§ **What you have to do**
Go through the records below and report each line with "name" in it.

━━━━━ Material supplied

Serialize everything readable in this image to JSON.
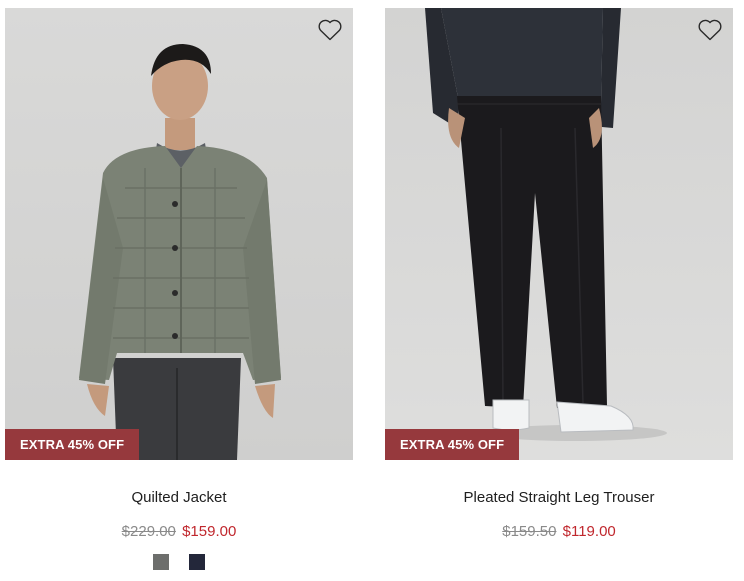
{
  "products": [
    {
      "name": "Quilted Jacket",
      "badge": "EXTRA 45% OFF",
      "original_price": "$229.00",
      "sale_price": "$159.00",
      "swatches": [
        "#6d6e6c",
        "#23273a"
      ],
      "wishlist_icon": "heart-outline-icon"
    },
    {
      "name": "Pleated Straight Leg Trouser",
      "badge": "EXTRA 45% OFF",
      "original_price": "$159.50",
      "sale_price": "$119.00",
      "swatches": [],
      "wishlist_icon": "heart-outline-icon"
    }
  ],
  "colors": {
    "badge_bg": "#96393d",
    "sale_price": "#c0272d",
    "original_price": "#8a8a8a",
    "photo_bg": "#d5d5d4"
  }
}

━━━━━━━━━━

§ **Response area**
      "name": "Quilted Jacket",
      "name": "Pleated Straight Leg Trouser",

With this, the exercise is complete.